|Abstract:||The Marine Optical Buoy (MOBY) (Clark et al. 1997) is the centerpiece of the primary ocean measurement site for calibration of satellite ocean color sensors based on independent in situ measurements. Since late 1996, the time series of normalized water-leaving radiances Lwnλ determined from the array of radiometric sensors attached to MOBY are the primary basis for the on-orbit calibrations of the USA Sea-viewing Wide Field-of-view Sensor (SeaWiFS), the Japanese Ocean Color and Temperature Sensor (OCTS), the French Polarization Detection environmental Radiometer (POLDER), the German Modular Optoelectronic Scanner on the Indian Research Satellite (IRS1-MOS), and the USA Moderate Resolution Imaging Spectrometer (MODIS). The MOBY vicarious calibration LwnΛ reference is an essential element in the international effort to develop a global, multi-year time series of consistently calibrated ocean color products using data from a wide variety of independent satellite sensors.A longstanding goal of the SeaWiFs and MODIS (Ocean) Science Teams is to determine satellite-derived LwnΛ with a relative combined standard uncertainty1 of 5% (Vol. I, Chapter 1). Other satellite ocean color projects and the Sensor Intercomparison for Marine Biology and Interdisciplinary Oceanic Studies (SIMBIOS) project have also adopted this goal, at least implicitly. Because water-leaving radiance contributes at most 10% of the total radiance measured by a satellite sensor above the atmosphere (Gordon 1997), a 5% uncertainty in LWNΛimplies a 0.5% uncertainty in the above-atmosphere radiance measurements. This level of uncertainty can only be approached using vicarious-calibration approaches as described below.
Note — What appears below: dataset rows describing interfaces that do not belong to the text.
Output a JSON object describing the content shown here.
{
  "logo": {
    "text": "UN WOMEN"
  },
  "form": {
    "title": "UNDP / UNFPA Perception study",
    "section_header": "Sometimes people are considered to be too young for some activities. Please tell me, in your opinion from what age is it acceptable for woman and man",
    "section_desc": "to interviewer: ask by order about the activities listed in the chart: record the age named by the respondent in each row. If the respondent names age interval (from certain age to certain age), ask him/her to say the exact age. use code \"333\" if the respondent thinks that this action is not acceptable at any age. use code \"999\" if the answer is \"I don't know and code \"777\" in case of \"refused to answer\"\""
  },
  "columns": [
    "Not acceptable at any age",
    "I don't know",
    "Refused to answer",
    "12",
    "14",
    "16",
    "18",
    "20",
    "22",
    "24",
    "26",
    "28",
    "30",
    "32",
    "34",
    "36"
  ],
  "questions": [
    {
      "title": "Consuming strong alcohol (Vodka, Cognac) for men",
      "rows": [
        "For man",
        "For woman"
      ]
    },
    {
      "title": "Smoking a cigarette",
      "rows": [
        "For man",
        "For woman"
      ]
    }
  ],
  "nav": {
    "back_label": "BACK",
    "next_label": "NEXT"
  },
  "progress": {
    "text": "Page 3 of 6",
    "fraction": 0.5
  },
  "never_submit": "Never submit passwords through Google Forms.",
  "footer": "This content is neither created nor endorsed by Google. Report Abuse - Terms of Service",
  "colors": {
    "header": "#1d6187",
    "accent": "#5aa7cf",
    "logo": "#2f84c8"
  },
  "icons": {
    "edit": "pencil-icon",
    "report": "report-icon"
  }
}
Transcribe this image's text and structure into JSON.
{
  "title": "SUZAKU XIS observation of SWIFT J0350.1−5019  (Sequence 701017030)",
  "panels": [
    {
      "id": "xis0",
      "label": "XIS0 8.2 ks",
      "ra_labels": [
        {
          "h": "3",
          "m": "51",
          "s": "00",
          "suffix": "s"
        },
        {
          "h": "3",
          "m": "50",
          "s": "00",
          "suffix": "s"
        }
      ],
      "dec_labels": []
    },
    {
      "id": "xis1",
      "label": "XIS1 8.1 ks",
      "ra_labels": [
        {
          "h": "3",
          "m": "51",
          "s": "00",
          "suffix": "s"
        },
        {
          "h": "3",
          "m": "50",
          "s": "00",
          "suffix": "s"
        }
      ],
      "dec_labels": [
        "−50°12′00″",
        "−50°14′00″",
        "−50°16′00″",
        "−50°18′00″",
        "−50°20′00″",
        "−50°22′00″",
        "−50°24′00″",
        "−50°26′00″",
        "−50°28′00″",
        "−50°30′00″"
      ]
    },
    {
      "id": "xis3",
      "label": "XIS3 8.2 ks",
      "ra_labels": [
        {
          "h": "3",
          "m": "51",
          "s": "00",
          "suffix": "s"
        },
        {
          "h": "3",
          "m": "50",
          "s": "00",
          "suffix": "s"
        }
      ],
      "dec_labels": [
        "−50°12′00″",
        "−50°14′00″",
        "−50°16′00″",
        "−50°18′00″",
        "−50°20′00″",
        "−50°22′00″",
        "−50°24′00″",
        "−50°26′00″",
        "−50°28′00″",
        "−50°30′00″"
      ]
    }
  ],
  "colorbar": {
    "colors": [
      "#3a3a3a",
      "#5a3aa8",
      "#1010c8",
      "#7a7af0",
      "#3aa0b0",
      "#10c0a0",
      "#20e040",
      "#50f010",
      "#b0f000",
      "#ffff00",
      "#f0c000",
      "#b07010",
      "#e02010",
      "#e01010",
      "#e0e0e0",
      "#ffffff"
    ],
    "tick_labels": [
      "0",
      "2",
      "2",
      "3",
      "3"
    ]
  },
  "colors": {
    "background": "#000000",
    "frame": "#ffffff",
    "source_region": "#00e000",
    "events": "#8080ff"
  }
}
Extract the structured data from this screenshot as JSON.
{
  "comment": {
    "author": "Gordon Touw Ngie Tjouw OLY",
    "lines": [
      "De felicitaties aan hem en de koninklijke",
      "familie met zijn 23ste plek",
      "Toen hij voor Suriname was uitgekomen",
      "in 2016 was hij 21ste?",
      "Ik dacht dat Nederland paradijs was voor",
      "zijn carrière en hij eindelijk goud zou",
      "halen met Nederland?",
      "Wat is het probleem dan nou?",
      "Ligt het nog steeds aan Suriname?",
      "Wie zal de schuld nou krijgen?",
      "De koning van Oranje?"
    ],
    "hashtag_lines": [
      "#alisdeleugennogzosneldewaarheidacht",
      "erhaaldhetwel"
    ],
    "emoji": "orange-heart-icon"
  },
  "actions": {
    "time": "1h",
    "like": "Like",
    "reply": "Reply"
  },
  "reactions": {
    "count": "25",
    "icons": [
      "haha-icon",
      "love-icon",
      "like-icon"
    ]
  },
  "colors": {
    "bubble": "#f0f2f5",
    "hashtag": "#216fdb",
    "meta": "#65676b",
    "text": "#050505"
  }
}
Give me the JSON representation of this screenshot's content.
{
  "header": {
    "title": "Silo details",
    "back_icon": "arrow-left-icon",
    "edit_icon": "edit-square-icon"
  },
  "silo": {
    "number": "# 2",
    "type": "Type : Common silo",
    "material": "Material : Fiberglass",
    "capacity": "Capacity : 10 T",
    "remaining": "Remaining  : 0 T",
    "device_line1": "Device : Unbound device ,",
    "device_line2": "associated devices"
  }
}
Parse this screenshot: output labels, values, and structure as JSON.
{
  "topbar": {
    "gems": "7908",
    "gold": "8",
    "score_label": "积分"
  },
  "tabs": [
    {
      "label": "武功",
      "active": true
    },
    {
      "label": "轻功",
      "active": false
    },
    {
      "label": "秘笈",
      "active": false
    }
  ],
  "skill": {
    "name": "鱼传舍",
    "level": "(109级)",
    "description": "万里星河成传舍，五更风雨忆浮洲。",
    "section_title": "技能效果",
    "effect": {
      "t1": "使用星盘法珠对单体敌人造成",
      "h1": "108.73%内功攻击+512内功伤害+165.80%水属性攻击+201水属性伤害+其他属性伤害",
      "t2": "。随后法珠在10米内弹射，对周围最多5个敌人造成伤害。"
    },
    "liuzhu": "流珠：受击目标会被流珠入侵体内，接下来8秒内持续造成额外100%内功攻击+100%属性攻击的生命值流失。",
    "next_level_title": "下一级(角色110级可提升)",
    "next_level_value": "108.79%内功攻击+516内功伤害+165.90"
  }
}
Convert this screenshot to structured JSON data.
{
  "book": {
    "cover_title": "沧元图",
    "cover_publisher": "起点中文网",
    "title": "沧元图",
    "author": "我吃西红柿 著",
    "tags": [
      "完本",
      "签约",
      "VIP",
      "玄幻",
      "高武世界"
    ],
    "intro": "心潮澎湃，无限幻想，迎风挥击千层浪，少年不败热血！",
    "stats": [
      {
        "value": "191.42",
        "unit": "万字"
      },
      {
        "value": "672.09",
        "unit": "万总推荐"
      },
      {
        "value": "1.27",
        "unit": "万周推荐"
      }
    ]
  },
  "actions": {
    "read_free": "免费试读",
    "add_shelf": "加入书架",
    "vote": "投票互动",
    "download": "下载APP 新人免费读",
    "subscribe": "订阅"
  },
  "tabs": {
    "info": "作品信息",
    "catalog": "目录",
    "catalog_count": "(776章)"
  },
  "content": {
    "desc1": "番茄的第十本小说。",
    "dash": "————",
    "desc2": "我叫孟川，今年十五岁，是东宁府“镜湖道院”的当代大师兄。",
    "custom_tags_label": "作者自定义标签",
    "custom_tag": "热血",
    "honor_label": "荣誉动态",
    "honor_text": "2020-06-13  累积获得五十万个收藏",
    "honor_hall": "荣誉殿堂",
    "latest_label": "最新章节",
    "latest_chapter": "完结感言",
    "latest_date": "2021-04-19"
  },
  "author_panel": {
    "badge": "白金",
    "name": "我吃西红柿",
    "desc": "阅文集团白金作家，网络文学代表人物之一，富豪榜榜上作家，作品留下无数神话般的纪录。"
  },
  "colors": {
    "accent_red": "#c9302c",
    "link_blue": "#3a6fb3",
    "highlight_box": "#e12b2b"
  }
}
In practice, this means that the satellite radiance responsivity is adjusted to achieve the best agreement, in a least-squares sense, for the LwnΛ results determined using the satellite and the independent optical sensors (e.g. MOBY). The end result of this approach is to implicitly absorb unquantified, but systematic, errors in the atmospheric correction, incident solar flux, and satellite sensor calibration into a single correction factor to produce consistency with the in situ data (see e.g. Gordon 1981, 1987, 1988).Clearly, the combined standard uncertainty of the in situ LWNΛ determinations must be less than 5% if the stated uncertainty goal is to be approached. The uncertainty budget of MOBY LwnΛ determinations may be divided into environmental and radiometric factors. Environmental factors include uncertainties due to radiance and irradiance fluctuations associated with surface waves and platform motions during the radiometric measurements, and with extrapolation of upwelling radiance measurements from depths of 1 m or more to, and through, the sea surface. The uncertainties associated with these ambient conditions have been shown to be less than, but approaching, 5% for upwelled radiance (Siegel et al., 1995; Hooker and Maritorena, 2000). Radiometric uncertainty components associated with instrument characterization, calibration and stability, i.e. the radiance measurements per se, must be summed in quadrature to yield the combined standard uncertainty of the MOBY Lwn(Λ) determinations.|
|Citation:||SeaWiFs Postlaunch Technical Report Series|
|Keywords:||in-water radiometry,Marine Optical Buoy,ocean color,radiometric calibration,satellite remote sensing|